Finally, there has been tremendous interest among researchers to leverage iPSC technologies for human disease modeling. In particular, the focus has been on the modeling neurologic diseases, such as Alzheimer’s disease, Parkinson’s disease and dementia.
What will the future hold for iPSC-derived cell therapeutics? Unfortunately, we’ll have to await the clinical data to find out.
To learn more about the market for iPSCs, view the “Global Induced Pluripotent Stem Cell (iPS Cell) Industry Report, 2021.”
What questions do you have about iPSC clinical trials? Ask them in the comments below.
james trosko says
The fundamental flaw in the “iPS story is the origin of these cells. Dr. Yamanaka and all the iPS followers believe they originated from differentiated somatic cells via “re-programming”.The alternative hypothesis is they are derived from normal organ-specific adult stem cells that received an extra copy of the Oct4 gene.. Please read my papers challenging the interpretation of Dr. Yamanaka [ Trosko, J,E.,“Commentary: Re-Programming or Selecting adult stem cells. Stem Cell Reviews, 4: 81-88, 2008.; . Trosko, J.E., “Cancer stem cells and cancer non-stem cells: From adult stem cells or from re-programming of differentiated somatic cells”. Vet. Pathol. 46: 176-193, 2009; Trosko, J.E., “Human adult stem cells as the target cells for the initiation of carcinogenesis and for the generation of “cancer stem cells”. Internatl. J. Stem Cells 1: 8-26, 2008; Trosko, J.E. Induction of iPS Cells and of Cancer Stem Cells: The Stem Cell or Reprogramming Hypothesis of Cancer? THE ANATOMICAL RECORD 297:161–173 (2014).
My evidence supporting my hypothesis is in this paper: Tai, M.H., Chang, C.C., kiupel, M., Webster, J.D., Olson, L.K. and Trosko, J.E., “Oct-4 expression in adult human stem cells: evidence in support of the stem cell theory of carcinogenesis. Carcinogenesis 26: 495-502, 2005.
All my papers have been sent to major journals but rejected. I have even sent then to Dr. Yamanaka and he has never acknowledged or cited these papers. I have even sent a registered letter to the Nobel Prize Committee, but never received an acknowledgement. So much for an open-minded scientific community and the peer-review system.

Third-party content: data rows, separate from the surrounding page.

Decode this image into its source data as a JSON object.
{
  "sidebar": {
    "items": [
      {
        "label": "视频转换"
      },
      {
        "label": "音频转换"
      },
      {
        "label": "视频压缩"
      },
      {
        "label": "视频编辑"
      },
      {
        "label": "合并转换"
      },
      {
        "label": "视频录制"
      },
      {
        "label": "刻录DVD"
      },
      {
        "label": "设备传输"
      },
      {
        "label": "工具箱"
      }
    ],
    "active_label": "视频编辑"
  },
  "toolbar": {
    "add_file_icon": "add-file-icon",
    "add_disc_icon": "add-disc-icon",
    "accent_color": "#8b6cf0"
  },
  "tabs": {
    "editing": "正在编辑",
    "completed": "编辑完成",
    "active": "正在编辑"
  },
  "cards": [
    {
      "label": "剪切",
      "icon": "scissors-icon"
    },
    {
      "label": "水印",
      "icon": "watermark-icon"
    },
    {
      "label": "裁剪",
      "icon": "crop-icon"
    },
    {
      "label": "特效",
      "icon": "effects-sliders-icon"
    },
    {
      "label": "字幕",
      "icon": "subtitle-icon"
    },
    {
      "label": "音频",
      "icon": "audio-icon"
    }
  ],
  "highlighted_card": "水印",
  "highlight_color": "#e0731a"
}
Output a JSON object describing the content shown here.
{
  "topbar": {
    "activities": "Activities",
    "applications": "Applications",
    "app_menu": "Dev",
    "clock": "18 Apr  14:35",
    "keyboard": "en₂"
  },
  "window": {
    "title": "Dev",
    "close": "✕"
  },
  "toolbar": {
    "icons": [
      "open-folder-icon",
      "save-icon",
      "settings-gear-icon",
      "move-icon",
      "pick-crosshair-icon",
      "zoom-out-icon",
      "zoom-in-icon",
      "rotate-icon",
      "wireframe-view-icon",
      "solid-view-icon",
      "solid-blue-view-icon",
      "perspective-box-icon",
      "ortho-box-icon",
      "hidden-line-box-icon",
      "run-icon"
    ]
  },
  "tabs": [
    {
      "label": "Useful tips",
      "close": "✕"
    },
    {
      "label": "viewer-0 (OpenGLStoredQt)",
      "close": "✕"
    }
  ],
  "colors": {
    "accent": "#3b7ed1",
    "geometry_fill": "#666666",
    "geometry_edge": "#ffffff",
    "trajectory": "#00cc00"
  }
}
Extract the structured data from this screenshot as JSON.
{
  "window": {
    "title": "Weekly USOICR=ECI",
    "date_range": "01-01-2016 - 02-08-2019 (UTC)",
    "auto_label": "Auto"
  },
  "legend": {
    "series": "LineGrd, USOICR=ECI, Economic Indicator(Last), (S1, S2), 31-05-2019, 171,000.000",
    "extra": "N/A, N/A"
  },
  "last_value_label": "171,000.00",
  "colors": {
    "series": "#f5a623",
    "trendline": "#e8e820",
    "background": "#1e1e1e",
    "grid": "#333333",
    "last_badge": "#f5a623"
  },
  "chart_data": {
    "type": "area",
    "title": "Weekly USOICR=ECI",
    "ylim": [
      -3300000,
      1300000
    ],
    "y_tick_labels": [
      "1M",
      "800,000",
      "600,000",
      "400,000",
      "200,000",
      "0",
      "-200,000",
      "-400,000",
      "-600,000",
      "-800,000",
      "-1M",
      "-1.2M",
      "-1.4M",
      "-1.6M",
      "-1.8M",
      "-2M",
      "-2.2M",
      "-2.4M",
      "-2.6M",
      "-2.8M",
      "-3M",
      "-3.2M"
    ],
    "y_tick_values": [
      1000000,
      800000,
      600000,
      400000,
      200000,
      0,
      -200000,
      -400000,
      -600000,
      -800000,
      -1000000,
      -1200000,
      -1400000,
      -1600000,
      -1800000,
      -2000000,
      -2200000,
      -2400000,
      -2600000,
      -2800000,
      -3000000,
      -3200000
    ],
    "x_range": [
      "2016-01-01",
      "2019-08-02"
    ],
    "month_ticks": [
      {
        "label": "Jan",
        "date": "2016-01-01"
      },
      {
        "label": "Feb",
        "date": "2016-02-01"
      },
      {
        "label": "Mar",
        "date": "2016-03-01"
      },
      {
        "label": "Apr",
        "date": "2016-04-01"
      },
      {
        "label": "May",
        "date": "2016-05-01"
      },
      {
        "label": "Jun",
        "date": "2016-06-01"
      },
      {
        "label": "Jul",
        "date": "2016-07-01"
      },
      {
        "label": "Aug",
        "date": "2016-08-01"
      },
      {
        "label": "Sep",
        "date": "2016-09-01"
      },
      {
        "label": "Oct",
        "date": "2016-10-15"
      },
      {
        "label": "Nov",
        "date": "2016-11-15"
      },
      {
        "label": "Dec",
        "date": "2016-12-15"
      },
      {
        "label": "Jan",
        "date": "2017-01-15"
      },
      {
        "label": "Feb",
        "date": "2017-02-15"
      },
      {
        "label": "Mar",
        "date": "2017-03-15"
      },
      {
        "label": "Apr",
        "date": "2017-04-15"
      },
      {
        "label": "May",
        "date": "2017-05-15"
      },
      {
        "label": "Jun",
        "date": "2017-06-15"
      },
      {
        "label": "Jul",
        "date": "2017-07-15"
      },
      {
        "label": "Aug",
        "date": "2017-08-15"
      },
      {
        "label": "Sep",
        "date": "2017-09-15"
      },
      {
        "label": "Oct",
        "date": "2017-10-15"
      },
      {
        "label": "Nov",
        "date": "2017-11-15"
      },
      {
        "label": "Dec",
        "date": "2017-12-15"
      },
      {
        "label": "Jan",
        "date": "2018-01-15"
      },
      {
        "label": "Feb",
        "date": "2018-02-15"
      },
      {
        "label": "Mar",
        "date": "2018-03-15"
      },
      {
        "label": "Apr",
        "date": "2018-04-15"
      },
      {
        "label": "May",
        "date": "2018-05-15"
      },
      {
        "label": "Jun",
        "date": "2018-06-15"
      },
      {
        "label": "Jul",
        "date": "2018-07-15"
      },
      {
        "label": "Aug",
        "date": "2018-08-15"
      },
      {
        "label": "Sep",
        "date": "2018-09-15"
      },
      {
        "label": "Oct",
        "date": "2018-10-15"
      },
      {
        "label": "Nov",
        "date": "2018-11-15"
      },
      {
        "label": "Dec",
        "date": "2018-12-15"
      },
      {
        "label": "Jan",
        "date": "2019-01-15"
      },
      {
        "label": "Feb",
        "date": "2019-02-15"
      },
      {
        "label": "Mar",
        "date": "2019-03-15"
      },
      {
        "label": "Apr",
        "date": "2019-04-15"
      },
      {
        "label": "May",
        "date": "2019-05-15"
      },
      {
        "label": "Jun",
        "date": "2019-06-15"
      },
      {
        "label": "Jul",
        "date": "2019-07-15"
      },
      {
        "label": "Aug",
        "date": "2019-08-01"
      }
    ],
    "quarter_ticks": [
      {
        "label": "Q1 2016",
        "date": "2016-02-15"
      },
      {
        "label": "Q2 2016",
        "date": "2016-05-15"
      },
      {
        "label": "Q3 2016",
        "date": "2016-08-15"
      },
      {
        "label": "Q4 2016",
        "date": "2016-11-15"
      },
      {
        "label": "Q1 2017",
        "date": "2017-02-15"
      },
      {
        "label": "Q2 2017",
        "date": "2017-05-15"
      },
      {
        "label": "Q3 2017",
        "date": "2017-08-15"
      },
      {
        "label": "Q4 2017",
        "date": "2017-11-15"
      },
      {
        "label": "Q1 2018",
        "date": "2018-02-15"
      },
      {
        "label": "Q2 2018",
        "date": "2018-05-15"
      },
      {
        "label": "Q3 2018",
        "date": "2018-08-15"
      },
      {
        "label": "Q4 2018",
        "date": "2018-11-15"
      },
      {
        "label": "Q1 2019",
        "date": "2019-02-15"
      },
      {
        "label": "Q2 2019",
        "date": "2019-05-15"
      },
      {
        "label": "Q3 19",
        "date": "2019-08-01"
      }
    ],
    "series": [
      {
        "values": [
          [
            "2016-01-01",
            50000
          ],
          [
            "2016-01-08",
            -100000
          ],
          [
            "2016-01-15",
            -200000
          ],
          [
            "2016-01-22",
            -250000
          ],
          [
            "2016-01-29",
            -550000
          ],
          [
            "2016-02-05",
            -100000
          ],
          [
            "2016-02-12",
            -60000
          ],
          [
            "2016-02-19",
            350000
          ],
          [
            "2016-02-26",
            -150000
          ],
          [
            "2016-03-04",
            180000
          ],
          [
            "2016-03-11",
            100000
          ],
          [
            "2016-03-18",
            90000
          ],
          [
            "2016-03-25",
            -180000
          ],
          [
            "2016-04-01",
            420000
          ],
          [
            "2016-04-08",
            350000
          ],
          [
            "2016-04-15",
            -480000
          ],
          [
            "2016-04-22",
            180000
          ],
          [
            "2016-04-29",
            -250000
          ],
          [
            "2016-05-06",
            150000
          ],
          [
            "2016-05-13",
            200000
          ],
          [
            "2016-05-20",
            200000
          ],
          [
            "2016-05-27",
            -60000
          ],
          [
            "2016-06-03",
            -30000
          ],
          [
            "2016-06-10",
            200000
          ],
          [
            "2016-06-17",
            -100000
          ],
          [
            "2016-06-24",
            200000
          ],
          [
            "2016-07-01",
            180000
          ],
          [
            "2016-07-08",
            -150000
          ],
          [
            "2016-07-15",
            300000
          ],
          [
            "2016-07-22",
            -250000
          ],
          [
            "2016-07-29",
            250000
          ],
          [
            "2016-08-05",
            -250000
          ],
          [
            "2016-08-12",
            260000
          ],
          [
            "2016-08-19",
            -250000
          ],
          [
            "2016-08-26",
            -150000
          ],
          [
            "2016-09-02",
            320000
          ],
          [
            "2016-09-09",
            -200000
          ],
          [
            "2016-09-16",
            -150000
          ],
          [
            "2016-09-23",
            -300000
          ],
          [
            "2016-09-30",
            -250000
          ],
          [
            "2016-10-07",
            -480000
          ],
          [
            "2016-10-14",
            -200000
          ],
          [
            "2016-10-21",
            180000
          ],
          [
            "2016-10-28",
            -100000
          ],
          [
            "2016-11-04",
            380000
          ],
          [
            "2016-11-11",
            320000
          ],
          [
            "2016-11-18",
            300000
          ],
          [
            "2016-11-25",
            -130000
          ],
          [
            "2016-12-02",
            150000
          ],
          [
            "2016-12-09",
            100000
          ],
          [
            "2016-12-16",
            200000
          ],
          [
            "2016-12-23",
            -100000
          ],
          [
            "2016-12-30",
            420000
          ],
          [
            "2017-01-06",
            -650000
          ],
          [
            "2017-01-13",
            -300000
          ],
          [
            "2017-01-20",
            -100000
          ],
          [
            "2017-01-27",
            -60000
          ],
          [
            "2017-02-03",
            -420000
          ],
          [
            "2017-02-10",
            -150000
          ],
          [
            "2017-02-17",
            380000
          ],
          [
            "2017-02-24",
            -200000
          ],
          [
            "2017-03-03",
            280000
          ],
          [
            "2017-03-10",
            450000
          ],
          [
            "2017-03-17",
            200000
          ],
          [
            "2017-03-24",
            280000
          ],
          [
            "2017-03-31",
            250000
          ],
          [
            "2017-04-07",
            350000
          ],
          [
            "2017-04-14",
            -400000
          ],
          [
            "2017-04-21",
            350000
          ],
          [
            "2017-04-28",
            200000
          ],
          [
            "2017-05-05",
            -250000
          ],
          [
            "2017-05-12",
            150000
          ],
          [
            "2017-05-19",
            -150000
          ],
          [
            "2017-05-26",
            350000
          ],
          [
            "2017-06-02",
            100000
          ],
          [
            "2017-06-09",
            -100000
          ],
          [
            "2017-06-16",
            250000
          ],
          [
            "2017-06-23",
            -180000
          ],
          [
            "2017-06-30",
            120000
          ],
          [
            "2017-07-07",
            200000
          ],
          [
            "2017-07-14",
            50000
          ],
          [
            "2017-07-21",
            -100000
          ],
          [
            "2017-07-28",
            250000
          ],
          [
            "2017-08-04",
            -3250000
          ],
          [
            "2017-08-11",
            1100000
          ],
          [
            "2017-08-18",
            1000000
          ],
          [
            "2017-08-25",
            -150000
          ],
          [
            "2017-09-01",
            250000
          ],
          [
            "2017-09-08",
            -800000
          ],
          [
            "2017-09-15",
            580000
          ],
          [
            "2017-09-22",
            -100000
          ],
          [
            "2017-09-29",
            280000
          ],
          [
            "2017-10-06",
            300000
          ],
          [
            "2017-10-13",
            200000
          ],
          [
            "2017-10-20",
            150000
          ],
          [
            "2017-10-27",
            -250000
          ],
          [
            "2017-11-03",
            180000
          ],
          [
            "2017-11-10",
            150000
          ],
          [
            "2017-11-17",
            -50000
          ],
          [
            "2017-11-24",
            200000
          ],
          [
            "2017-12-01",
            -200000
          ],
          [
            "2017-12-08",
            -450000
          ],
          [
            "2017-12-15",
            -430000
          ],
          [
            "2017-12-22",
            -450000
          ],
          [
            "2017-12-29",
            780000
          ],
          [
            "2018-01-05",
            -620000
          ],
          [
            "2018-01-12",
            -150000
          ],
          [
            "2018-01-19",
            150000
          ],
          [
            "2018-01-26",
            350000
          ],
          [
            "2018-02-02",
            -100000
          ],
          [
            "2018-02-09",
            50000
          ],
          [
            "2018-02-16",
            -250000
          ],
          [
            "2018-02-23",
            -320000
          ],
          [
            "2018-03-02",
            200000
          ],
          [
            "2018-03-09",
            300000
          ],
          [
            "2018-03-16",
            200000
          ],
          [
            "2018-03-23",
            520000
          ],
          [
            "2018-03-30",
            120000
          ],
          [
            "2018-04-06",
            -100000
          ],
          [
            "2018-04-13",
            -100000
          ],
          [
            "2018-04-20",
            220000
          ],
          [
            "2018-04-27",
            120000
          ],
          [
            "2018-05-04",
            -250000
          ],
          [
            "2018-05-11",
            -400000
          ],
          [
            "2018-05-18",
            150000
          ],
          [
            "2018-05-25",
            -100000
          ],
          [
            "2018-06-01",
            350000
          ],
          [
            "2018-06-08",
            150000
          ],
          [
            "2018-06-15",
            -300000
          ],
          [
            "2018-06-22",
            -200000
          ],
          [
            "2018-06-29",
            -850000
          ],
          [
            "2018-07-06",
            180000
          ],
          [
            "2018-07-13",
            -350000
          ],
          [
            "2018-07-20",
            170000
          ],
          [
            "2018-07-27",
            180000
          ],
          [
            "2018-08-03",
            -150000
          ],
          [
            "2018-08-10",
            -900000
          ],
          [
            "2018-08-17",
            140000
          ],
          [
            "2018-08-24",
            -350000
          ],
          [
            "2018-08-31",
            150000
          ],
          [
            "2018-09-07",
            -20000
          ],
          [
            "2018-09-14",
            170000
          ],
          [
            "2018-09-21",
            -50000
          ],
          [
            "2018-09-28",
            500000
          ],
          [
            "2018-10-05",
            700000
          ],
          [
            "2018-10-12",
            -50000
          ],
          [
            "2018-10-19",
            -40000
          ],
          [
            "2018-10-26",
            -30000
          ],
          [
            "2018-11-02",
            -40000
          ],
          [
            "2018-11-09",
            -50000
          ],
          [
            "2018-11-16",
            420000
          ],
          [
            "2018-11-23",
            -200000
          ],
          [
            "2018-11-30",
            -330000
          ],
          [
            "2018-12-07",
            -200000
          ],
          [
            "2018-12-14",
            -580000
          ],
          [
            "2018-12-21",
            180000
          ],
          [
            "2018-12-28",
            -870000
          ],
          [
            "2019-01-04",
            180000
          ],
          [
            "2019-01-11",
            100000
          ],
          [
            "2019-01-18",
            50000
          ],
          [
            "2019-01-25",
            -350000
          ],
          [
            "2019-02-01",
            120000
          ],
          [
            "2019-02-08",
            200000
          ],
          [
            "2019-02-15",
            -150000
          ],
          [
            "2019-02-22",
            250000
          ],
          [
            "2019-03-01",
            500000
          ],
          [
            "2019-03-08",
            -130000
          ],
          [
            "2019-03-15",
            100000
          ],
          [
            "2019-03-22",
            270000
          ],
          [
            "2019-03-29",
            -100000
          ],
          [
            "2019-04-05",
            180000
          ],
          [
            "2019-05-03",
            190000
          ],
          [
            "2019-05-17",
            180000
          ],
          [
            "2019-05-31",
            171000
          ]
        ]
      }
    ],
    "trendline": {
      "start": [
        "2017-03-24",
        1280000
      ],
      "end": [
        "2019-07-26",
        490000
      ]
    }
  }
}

James E. Trosko, Ph.D., MSU Distinguished Emeritus Professor
Dept. Pediatrics/Human Development
College of Human Medicine
Michigan State University
East Lansing, Michigan 48824
E-mail: [email protected]